Following a closed-door briefing by a senior United Nations official on the latest developments in Afghanistan, members of the Security Council today urged States to donate funds to help meet the country's needs.
Council members "share the concern expressed in the briefing from Under-Secretary-General Sir Kieran Prendergast about the shortfall in funding for the Loya Jirga process, the urgent humanitarian situation, and the formation of the Afghan national army," the current President of the 15-member body, Ambassador Mikhail Wehbe of Syria, said in a press statement. They "appeal to the international community to contribute urgently to making up the shortfall," he added.
Council members welcomed arrangements being made for the latest step in Afghanistan's political transition - namely preparations for the Emergency Loya Jirga, set to start in Kabul on 10 June, and congratulated the Loya Jirga Commission for its work in this effort, according to the President. The members also "commended the role played by the Afghan Interim Administration, the 1st Battalion of the Afghan National Guard, the International Security Assistance Force (ISAF), the UN Mission in Afghanistan (UNAMA) and coalition forces to provide security to the successful convening of the Emergency Loya Jirga," he said.

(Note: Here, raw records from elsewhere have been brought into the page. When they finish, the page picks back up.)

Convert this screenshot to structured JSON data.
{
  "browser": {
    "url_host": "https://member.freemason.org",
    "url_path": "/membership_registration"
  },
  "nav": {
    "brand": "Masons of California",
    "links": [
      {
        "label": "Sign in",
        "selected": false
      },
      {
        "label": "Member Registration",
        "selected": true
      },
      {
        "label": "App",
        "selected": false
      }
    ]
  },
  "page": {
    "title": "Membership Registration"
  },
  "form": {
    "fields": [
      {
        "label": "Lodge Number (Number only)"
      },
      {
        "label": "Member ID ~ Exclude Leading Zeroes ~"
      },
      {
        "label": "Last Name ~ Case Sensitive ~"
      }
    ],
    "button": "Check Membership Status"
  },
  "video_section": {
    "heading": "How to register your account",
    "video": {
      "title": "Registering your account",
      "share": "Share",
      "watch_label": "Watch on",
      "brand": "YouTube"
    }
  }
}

The members called on the Afghan people and their leaders across the country to work together, within the framework of the Bonn Agreement that set the terms for the transition, "to build democratic institutions and to prepare in due course for national elections," according to the statement. Members also congratulated Afghan Chairman Hamid Karzai and his ministers in the Interim Administration "for successfully bringing Afghanistan to this point in the Bonn process."
Meanwhile in Afghanistan, the selection process for the Emergency Loya Jirga concluded today. With the list of delegates still being finalized, a UN spokesman reported that the group included 20 women. "This is in addition to the 160 reserved seats for women," Stephane Dujarric told reporters in New York.
According to the procedures established by the Special Independent Commission, the Loya Jirga will include approximately 1,500 representatives, including 1,000 who are elected and 500 who are selected among particular groups.
Hundreds of delegates have already begun arriving in Kabul, according to Mr. Dujarric. "In the next couple of days before the Loya Jirga convenes on Monday, the delegates will have orientation sessions and there will also be presentations on the history of the Loya Jirga and the roles and responsibilities of the delegates," he said.